§ Given records:
***
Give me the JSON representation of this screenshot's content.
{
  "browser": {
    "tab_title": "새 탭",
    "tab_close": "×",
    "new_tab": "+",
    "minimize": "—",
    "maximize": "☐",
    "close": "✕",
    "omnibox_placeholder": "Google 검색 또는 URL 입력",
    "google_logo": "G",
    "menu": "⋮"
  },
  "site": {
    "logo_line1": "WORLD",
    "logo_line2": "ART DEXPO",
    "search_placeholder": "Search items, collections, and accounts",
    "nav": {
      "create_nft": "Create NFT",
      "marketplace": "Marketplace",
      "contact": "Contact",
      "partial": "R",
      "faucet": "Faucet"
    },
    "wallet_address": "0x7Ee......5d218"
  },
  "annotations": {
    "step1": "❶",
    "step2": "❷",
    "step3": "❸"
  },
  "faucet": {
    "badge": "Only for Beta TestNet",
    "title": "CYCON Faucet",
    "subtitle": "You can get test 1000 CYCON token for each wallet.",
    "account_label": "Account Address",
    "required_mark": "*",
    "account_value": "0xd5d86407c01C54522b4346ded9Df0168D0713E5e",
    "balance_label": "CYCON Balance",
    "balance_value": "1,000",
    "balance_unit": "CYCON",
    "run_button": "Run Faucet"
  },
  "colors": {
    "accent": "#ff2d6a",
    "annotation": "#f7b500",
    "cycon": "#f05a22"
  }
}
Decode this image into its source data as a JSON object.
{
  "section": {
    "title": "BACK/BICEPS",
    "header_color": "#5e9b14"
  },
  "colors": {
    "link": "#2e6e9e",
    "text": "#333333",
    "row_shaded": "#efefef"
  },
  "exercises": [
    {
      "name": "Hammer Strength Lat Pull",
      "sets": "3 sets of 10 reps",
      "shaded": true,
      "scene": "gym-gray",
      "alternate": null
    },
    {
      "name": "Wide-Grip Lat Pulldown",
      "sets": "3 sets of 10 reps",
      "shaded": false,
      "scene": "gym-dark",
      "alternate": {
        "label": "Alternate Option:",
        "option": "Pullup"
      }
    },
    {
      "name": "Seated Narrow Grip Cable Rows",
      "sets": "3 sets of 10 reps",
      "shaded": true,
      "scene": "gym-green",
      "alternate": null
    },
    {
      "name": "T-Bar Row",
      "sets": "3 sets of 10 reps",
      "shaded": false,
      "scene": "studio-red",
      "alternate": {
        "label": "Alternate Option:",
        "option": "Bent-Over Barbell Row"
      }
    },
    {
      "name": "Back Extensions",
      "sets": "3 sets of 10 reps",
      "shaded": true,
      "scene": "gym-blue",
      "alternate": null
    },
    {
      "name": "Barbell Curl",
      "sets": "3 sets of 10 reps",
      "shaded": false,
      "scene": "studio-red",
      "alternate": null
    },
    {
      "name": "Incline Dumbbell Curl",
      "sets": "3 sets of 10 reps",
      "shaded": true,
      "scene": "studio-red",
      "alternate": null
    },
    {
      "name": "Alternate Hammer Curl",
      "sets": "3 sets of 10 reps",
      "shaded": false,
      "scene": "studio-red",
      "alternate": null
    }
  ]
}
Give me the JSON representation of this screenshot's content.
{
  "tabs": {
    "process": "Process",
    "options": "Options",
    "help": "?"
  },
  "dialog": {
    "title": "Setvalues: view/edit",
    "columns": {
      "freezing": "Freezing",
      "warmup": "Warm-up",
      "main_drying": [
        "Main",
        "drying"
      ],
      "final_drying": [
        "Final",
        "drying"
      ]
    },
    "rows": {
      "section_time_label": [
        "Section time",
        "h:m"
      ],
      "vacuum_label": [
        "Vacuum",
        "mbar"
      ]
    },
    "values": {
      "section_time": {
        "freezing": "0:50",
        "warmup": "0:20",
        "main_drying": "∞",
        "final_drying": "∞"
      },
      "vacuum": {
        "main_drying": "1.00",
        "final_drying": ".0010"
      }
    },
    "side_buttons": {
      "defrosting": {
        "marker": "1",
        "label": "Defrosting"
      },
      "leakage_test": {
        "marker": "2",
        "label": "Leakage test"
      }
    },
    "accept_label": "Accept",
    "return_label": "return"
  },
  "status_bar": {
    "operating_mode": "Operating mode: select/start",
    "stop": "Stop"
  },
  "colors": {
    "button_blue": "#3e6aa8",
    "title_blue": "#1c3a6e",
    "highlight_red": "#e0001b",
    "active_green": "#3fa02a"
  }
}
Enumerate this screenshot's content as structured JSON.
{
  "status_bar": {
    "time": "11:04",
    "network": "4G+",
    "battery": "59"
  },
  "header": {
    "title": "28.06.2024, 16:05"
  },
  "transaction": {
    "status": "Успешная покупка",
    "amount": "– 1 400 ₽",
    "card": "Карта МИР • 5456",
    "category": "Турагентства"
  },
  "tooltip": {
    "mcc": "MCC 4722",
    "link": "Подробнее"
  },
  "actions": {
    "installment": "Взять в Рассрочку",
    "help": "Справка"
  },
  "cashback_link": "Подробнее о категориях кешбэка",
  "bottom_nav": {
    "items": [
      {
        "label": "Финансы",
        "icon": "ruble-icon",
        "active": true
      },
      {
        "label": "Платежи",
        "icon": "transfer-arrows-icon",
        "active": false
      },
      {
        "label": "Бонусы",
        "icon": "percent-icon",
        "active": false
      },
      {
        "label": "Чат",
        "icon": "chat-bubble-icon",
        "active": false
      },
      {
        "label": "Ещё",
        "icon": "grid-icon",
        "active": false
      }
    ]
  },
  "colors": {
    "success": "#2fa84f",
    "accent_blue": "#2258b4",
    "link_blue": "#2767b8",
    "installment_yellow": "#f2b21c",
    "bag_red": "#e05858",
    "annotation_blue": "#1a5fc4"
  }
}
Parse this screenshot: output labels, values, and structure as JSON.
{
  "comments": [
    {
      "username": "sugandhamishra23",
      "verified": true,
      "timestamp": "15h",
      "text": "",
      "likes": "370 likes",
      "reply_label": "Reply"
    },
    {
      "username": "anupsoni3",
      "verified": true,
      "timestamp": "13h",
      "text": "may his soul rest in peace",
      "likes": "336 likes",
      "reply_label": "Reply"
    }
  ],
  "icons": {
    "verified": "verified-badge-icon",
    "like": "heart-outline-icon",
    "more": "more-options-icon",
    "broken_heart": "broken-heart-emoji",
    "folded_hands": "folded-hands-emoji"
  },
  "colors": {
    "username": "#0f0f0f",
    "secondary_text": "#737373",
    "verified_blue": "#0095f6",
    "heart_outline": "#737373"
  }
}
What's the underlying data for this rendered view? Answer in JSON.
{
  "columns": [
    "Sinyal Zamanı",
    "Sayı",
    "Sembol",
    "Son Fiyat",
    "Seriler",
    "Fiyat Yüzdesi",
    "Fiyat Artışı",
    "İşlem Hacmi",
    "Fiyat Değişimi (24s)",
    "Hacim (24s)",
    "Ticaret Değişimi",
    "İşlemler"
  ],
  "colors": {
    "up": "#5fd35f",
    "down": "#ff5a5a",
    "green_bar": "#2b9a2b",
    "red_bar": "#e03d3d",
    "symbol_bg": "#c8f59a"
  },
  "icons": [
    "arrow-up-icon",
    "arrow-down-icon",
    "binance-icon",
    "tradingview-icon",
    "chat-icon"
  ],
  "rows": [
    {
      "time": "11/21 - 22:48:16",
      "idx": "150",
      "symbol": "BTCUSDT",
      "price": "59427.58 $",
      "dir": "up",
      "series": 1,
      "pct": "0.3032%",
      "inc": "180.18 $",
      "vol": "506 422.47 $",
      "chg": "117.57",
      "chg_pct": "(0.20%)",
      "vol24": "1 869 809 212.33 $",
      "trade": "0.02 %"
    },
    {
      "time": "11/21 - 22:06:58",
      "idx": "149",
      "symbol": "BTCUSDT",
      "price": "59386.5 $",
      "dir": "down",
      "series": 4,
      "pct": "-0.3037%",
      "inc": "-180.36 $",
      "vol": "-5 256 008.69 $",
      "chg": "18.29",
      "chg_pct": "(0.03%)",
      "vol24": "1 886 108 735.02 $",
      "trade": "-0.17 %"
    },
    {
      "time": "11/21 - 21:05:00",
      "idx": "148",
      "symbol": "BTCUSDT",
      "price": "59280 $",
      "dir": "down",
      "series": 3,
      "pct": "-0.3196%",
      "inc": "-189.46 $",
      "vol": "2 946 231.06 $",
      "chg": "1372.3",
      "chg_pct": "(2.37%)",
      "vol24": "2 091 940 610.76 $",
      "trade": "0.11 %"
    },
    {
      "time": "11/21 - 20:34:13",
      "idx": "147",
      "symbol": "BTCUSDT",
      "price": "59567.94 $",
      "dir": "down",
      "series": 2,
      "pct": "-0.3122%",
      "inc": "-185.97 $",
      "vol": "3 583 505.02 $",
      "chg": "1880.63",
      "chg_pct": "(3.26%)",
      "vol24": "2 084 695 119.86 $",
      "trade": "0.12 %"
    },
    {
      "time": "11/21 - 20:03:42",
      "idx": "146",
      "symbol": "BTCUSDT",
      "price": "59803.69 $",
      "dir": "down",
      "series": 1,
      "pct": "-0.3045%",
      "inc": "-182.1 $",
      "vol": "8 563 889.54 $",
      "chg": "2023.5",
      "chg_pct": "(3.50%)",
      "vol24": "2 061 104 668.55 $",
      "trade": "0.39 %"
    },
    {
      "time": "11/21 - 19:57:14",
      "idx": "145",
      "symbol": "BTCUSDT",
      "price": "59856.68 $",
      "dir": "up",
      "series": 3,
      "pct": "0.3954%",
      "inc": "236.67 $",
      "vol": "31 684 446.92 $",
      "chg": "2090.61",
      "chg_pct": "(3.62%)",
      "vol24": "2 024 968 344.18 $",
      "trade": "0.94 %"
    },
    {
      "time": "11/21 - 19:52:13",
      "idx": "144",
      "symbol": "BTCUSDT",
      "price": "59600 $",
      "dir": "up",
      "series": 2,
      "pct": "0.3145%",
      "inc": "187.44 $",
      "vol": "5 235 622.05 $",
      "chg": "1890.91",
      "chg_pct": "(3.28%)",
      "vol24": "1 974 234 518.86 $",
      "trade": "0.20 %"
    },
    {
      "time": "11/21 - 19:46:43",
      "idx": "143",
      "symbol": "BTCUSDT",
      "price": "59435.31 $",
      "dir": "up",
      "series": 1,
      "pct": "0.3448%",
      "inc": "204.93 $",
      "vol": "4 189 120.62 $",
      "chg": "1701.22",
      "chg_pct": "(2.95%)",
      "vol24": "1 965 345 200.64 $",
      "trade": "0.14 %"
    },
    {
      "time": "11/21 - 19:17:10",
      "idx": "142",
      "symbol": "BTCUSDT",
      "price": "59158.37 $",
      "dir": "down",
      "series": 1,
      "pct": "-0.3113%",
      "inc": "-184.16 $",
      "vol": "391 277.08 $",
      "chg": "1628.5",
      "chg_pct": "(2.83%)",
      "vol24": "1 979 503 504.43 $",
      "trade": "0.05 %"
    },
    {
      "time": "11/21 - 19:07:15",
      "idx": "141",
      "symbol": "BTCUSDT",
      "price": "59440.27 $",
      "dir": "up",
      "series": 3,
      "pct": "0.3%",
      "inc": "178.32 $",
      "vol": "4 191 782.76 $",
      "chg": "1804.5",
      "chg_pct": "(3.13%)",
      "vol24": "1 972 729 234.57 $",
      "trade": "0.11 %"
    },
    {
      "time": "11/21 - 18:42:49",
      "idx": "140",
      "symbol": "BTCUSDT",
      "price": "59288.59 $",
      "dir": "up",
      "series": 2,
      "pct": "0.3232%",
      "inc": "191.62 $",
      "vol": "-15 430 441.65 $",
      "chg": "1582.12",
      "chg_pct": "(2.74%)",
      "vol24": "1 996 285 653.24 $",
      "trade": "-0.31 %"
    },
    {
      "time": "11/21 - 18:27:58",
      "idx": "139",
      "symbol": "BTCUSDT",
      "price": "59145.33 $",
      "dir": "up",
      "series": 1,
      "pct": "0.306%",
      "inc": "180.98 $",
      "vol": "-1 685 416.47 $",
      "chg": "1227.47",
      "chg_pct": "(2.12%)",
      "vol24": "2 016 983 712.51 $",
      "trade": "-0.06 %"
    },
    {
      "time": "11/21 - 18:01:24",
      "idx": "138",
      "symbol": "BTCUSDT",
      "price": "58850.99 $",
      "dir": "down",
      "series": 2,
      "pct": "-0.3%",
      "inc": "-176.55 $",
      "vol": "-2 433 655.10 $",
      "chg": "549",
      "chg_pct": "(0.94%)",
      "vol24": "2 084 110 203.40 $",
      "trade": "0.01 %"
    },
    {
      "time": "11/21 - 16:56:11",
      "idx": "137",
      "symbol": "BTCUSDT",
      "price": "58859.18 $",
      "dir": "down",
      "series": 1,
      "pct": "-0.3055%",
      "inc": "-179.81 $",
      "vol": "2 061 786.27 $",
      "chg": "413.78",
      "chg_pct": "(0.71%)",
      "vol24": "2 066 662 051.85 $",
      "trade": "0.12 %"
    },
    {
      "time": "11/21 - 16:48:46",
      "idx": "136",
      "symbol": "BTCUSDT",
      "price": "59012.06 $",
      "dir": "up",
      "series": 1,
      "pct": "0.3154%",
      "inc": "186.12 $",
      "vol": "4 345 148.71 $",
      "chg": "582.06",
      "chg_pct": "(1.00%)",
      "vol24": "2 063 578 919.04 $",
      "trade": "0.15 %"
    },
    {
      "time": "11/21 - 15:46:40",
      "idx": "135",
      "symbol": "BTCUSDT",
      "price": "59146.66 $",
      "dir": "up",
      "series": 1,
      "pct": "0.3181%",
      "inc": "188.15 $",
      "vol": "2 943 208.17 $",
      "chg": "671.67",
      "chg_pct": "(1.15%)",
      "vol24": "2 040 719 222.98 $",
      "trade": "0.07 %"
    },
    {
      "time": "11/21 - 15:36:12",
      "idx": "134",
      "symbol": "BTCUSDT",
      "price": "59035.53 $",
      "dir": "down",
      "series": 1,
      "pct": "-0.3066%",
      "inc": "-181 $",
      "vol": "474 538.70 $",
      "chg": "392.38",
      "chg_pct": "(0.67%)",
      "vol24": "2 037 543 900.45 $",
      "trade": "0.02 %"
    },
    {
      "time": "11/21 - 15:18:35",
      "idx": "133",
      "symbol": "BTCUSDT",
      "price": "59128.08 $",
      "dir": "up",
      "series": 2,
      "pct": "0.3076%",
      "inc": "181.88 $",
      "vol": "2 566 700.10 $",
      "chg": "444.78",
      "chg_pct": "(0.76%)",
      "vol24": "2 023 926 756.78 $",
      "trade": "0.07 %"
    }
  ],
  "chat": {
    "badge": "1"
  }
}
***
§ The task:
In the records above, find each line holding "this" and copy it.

§ Output of the task:
Give me the JSON representation of this screenshot's content.
Decode this image into its source data as a JSON object.
Give me the JSON representation of this screenshot's content.
Enumerate this screenshot's content as structured JSON.
Parse this screenshot: output labels, values, and structure as JSON.
What's the underlying data for this rendered view? Answer in JSON.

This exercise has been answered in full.